*Dataset*.
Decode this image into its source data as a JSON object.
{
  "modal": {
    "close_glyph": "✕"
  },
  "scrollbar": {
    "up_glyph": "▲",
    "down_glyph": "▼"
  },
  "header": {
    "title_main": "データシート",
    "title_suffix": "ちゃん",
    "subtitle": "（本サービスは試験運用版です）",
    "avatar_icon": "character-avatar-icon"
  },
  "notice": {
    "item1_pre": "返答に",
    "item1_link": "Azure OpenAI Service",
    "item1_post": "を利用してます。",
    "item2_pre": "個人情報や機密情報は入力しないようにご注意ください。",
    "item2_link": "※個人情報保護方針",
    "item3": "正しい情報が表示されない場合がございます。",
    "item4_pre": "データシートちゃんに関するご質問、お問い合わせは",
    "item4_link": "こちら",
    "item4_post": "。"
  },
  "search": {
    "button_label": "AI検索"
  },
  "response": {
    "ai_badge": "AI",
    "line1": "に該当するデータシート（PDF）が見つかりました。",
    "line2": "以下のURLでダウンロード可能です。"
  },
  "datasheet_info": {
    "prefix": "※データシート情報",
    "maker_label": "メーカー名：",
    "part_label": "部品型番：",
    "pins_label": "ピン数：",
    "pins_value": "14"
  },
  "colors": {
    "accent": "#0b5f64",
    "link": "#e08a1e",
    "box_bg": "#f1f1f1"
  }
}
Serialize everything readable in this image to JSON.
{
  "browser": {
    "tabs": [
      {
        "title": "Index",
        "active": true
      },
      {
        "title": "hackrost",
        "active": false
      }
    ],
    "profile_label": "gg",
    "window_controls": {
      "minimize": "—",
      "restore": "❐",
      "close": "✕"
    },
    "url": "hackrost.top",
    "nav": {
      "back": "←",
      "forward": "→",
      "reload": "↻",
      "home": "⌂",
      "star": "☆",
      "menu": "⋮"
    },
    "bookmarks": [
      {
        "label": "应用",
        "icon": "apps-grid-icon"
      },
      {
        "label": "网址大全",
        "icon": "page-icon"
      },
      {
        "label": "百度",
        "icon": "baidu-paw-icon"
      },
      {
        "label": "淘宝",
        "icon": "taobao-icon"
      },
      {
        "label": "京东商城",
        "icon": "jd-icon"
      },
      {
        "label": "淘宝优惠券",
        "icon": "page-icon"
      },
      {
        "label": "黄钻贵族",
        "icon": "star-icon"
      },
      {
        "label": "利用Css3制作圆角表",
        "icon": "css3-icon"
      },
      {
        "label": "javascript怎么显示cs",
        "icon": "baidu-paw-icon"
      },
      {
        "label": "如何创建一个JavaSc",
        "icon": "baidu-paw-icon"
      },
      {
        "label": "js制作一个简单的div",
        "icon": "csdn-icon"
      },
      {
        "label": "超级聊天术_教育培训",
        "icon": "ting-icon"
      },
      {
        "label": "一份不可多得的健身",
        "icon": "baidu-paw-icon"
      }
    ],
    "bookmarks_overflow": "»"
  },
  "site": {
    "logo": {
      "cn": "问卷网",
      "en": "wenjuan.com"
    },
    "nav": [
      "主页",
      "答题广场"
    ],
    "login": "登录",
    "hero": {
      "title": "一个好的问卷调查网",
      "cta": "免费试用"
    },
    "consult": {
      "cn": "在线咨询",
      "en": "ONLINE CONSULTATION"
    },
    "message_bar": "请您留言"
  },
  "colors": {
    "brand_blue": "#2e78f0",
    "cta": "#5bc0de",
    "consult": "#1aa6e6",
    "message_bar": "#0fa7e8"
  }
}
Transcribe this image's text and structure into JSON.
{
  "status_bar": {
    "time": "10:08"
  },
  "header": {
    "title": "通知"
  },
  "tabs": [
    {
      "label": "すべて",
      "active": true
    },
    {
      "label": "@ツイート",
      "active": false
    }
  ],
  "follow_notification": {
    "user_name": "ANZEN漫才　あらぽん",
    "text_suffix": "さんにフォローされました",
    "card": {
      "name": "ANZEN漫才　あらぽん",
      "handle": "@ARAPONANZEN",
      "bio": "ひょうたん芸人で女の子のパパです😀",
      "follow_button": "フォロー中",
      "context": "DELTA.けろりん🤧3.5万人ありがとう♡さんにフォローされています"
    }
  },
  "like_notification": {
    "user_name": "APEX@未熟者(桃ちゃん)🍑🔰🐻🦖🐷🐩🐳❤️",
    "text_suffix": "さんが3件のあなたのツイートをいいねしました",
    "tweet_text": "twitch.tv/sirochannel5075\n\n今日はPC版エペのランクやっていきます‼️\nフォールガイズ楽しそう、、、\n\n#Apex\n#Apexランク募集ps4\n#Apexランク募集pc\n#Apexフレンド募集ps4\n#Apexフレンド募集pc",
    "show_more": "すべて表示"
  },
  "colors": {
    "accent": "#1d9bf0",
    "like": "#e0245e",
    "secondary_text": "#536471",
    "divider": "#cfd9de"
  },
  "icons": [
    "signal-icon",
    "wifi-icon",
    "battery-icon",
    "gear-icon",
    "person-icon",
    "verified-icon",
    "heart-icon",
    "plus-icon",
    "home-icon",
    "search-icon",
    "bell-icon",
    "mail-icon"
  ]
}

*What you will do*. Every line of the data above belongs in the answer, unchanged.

*Worked solution*.
Decode this image into its source data as a JSON object.
{
  "modal": {
    "close_glyph": "✕"
  },
  "scrollbar": {
    "up_glyph": "▲",
    "down_glyph": "▼"
  },
  "header": {
    "title_main": "データシート",
    "title_suffix": "ちゃん",
    "subtitle": "（本サービスは試験運用版です）",
    "avatar_icon": "character-avatar-icon"
  },
  "notice": {
    "item1_pre": "返答に",
    "item1_link": "Azure OpenAI Service",
    "item1_post": "を利用してます。",
    "item2_pre": "個人情報や機密情報は入力しないようにご注意ください。",
    "item2_link": "※個人情報保護方針",
    "item3": "正しい情報が表示されない場合がございます。",
    "item4_pre": "データシートちゃんに関するご質問、お問い合わせは",
    "item4_link": "こちら",
    "item4_post": "。"
  },
  "search": {
    "button_label": "AI検索"
  },
  "response": {
    "ai_badge": "AI",
    "line1": "に該当するデータシート（PDF）が見つかりました。",
    "line2": "以下のURLでダウンロード可能です。"
  },
  "datasheet_info": {
    "prefix": "※データシート情報",
    "maker_label": "メーカー名：",
    "part_label": "部品型番：",
    "pins_label": "ピン数：",
    "pins_value": "14"
  },
  "colors": {
    "accent": "#0b5f64",
    "link": "#e08a1e",
    "box_bg": "#f1f1f1"
  }
}
Serialize everything readable in this image to JSON.
{
  "browser": {
    "tabs": [
      {
        "title": "Index",
        "active": true
      },
      {
        "title": "hackrost",
        "active": false
      }
    ],
    "profile_label": "gg",
    "window_controls": {
      "minimize": "—",
      "restore": "❐",
      "close": "✕"
    },
    "url": "hackrost.top",
    "nav": {
      "back": "←",
      "forward": "→",
      "reload": "↻",
      "home": "⌂",
      "star": "☆",
      "menu": "⋮"
    },
    "bookmarks": [
      {
        "label": "应用",
        "icon": "apps-grid-icon"
      },
      {
        "label": "网址大全",
        "icon": "page-icon"
      },
      {
        "label": "百度",
        "icon": "baidu-paw-icon"
      },
      {
        "label": "淘宝",
        "icon": "taobao-icon"
      },
      {
        "label": "京东商城",
        "icon": "jd-icon"
      },
      {
        "label": "淘宝优惠券",
        "icon": "page-icon"
      },
      {
        "label": "黄钻贵族",
        "icon": "star-icon"
      },
      {
        "label": "利用Css3制作圆角表",
        "icon": "css3-icon"
      },
      {
        "label": "javascript怎么显示cs",
        "icon": "baidu-paw-icon"
      },
      {
        "label": "如何创建一个JavaSc",
        "icon": "baidu-paw-icon"
      },
      {
        "label": "js制作一个简单的div",
        "icon": "csdn-icon"
      },
      {
        "label": "超级聊天术_教育培训",
        "icon": "ting-icon"
      },
      {
        "label": "一份不可多得的健身",
        "icon": "baidu-paw-icon"
      }
    ],
    "bookmarks_overflow": "»"
  },
  "site": {
    "logo": {
      "cn": "问卷网",
      "en": "wenjuan.com"
    },
    "nav": [
      "主页",
      "答题广场"
    ],
    "login": "登录",
    "hero": {
      "title": "一个好的问卷调查网",
      "cta": "免费试用"
    },
    "consult": {
      "cn": "在线咨询",
      "en": "ONLINE CONSULTATION"
    },
    "message_bar": "请您留言"
  },
  "colors": {
    "brand_blue": "#2e78f0",
    "cta": "#5bc0de",
    "consult": "#1aa6e6",
    "message_bar": "#0fa7e8"
  }
}
Transcribe this image's text and structure into JSON.
{
  "status_bar": {
    "time": "10:08"
  },
  "header": {
    "title": "通知"
  },
  "tabs": [
    {
      "label": "すべて",
      "active": true
    },
    {
      "label": "@ツイート",
      "active": false
    }
  ],
  "follow_notification": {
    "user_name": "ANZEN漫才　あらぽん",
    "text_suffix": "さんにフォローされました",
    "card": {
      "name": "ANZEN漫才　あらぽん",
      "handle": "@ARAPONANZEN",
      "bio": "ひょうたん芸人で女の子のパパです😀",
      "follow_button": "フォロー中",
      "context": "DELTA.けろりん🤧3.5万人ありがとう♡さんにフォローされています"
    }
  },
  "like_notification": {
    "user_name": "APEX@未熟者(桃ちゃん)🍑🔰🐻🦖🐷🐩🐳❤️",
    "text_suffix": "さんが3件のあなたのツイートをいいねしました",
    "tweet_text": "twitch.tv/sirochannel5075\n\n今日はPC版エペのランクやっていきます‼️\nフォールガイズ楽しそう、、、\n\n#Apex\n#Apexランク募集ps4\n#Apexランク募集pc\n#Apexフレンド募集ps4\n#Apexフレンド募集pc",
    "show_more": "すべて表示"
  },
  "colors": {
    "accent": "#1d9bf0",
    "like": "#e0245e",
    "secondary_text": "#536471",
    "divider": "#cfd9de"
  },
  "icons": [
    "signal-icon",
    "wifi-icon",
    "battery-icon",
    "gear-icon",
    "person-icon",
    "verified-icon",
    "heart-icon",
    "plus-icon",
    "home-icon",
    "search-icon",
    "bell-icon",
    "mail-icon"
  ]
}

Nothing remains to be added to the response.